Using the listing below, determine the count of lines with the word "name" and reply only with it.
--- START ---
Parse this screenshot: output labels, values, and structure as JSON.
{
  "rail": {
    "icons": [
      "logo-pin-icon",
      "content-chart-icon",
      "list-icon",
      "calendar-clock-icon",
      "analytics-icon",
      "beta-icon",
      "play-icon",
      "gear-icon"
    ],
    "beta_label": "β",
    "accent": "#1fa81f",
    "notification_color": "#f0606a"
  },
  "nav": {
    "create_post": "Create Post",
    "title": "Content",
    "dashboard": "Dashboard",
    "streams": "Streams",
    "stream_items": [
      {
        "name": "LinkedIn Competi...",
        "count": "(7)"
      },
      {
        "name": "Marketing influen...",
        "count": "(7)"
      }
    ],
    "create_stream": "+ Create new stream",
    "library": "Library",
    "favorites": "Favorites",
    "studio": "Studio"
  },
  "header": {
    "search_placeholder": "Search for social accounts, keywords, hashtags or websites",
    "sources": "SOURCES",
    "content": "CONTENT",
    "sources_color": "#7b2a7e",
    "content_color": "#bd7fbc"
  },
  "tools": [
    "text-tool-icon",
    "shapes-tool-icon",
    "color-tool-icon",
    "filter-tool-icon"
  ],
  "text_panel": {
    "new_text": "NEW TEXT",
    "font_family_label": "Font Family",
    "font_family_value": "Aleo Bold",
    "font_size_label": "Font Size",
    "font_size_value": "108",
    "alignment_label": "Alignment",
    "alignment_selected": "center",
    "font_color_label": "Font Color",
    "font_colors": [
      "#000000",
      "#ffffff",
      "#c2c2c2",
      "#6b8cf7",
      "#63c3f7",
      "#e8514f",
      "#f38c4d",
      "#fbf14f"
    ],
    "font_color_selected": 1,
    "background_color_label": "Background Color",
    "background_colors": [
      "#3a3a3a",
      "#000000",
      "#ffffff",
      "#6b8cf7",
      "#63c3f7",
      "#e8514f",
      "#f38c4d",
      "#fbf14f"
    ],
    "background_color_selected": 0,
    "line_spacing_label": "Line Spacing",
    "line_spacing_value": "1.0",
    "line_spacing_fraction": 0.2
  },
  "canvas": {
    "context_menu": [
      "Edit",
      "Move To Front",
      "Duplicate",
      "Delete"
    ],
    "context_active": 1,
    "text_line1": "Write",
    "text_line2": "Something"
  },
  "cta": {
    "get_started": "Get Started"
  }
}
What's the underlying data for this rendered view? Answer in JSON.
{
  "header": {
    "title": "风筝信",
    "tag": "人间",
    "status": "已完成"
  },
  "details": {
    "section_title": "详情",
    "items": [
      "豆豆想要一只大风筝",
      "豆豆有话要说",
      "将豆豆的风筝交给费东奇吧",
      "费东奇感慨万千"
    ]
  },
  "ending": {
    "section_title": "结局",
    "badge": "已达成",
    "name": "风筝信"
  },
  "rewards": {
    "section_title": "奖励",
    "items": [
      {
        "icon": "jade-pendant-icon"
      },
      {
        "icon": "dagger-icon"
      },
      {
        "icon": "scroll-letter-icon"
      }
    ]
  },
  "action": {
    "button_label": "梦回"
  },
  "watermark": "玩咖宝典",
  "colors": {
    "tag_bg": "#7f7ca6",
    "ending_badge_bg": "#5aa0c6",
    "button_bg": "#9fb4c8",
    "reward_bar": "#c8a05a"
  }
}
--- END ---
Answer section —
3